What a centenary. I thank everyone who helped make Te Waru o Noema a success.
The celebration of 100 years of Tahupōtiki's vision, provided a fantastic example of the level of positivity people united by values, belief and whānau can create.
From the kitchens, kapa haka and wānanga to the self-created activities of the Rangatahi Village – Mōrehu pride made for a truly amazing programme.
It was during Te Waru o Noema, I announced my Youth MP for Te Tai Hauāuru; Taylor Renata Nikora. I am certain Taylor will represent his whānau and the issues faced by our region's rangatahi Māori well in the 2019 Youth Parliament.
More on his experiences, in the weeks to come.
With Te Waru o Noema having a clear focus on inspiring the next generation to boldly take the Rātana faith into the future, it was exciting to host Prime Minister Jacinda Ardern and my Labour Māori Caucus colleagues, so they could witness this inspiration in action.
The Prime Minister's gifts included her own Bible, and $3.6 million for the development of 60 sections of housing. A beautiful koha that will help our people to shelter their whānau and shape their own future.
The relationship sealed between T.W. Rātana and then Prime Minister Michael Joseph Savage in 1936, will also be highlighted next year, when Whanganui hosts the Labour Party Conference for 2019.
It will be an amazing opportunity for our city to have the issues faced by our community seen first-hand by the Party, our Ministers, MPs, volunteer army and the media that follow - and to highlight our regional successes, innovation and wairua in similar fashion.
From our legendary karaoke night to Jacinda's Leader's speech, there is always plenty of public thought-provoking kaupapa and fun to be part of – so be sure to join in. As Dunedin discovered this year, it's a fantastic atmosphere.
Dunedin's three-day-long event was capped by the announcement of 600 new teaching staff across Aotearoa.

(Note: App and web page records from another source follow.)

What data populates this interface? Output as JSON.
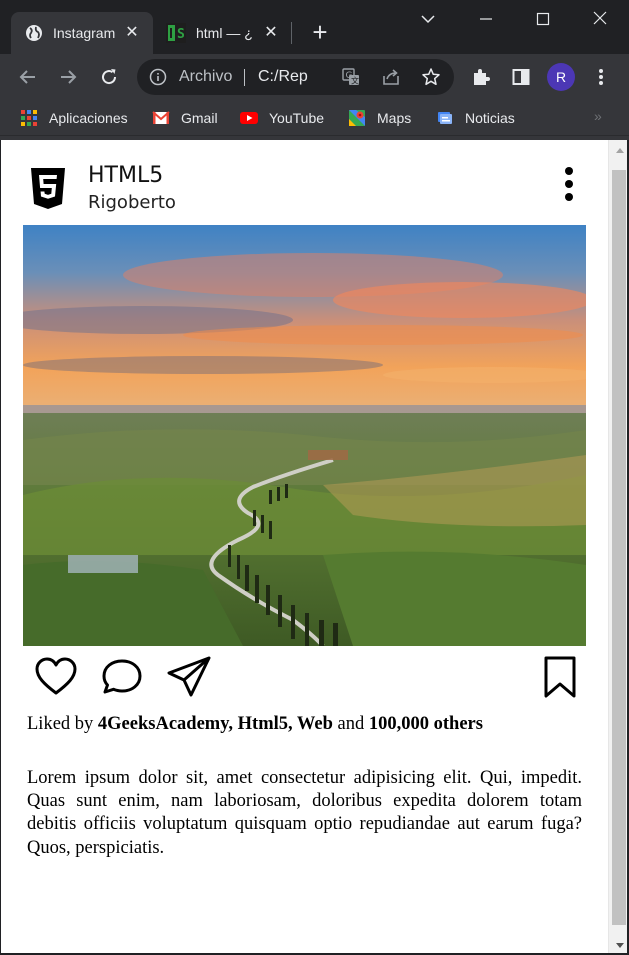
{
  "browser": {
    "tabs": [
      {
        "title": "Instagram",
        "active": true
      },
      {
        "title": "html — ¿",
        "active": false
      }
    ],
    "omnibox": {
      "scheme_label": "Archivo",
      "url": "C:/Rep"
    },
    "avatar_letter": "R",
    "bookmarks": [
      {
        "label": "Aplicaciones",
        "icon": "apps-grid-icon"
      },
      {
        "label": "Gmail",
        "icon": "gmail-icon"
      },
      {
        "label": "YouTube",
        "icon": "youtube-icon"
      },
      {
        "label": "Maps",
        "icon": "maps-icon"
      },
      {
        "label": "Noticias",
        "icon": "news-icon"
      }
    ],
    "bookmarks_overflow": "»",
    "colors": {
      "titlebar": "#202124",
      "toolbar": "#35363a",
      "text": "#e8eaed",
      "avatar": "#4c37b5"
    }
  },
  "post": {
    "title": "HTML5",
    "author": "Rigoberto",
    "photo_description_icon": "landscape-photo",
    "likes": {
      "prefix": "Liked by",
      "names": "4GeeksAcademy, Html5, Web",
      "conjunction": "and",
      "others": "100,000 others"
    },
    "caption": "Lorem ipsum dolor sit, amet consectetur adipisicing elit. Qui, impedit. Quas sunt enim, nam laboriosam, doloribus expedita dolorem totam debitis officiis voluptatum quisquam optio repudiandae aut earum fuga? Quos, perspiciatis."
  }
}
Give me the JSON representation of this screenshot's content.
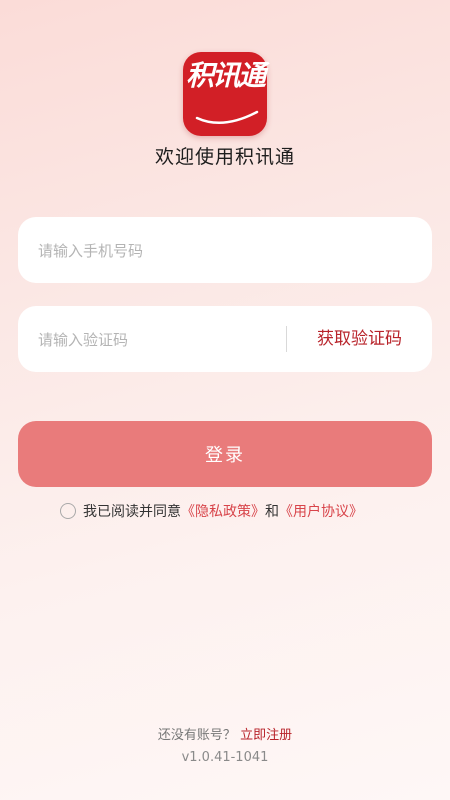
{
  "app": {
    "logo_text": "积讯通",
    "welcome": "欢迎使用积讯通"
  },
  "phone": {
    "placeholder": "请输入手机号码",
    "value": ""
  },
  "code": {
    "placeholder": "请输入验证码",
    "value": "",
    "get_code_label": "获取验证码"
  },
  "login": {
    "label": "登录"
  },
  "agreement": {
    "checked": false,
    "prefix": "我已阅读并同意",
    "privacy_link": "《隐私政策》",
    "conjunction": "和",
    "user_link": "《用户协议》"
  },
  "footer": {
    "no_account": "还没有账号？",
    "register_link": "立即注册",
    "version": "v1.0.41-1041"
  },
  "colors": {
    "brand": "#d21f26",
    "accent_text": "#b8232a",
    "button_bg": "#e97b7b",
    "link": "#d8444a"
  },
  "icons": {
    "logo": "brand-logo",
    "checkbox": "radio-circle-icon"
  }
}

These invaluable Learning Support Coordinators will be advocates for our rangatahi, working alongside parents - as their one point of contact - to see children discover, learn and grow.
Gifting tamariki without special needs more time with teachers and kids with additional learning needs, more time with dedicated support staff.
From the classroom to the boardroom to the marae, genuine partnerships such as these are key to our future as a country.
Look after each other whānau.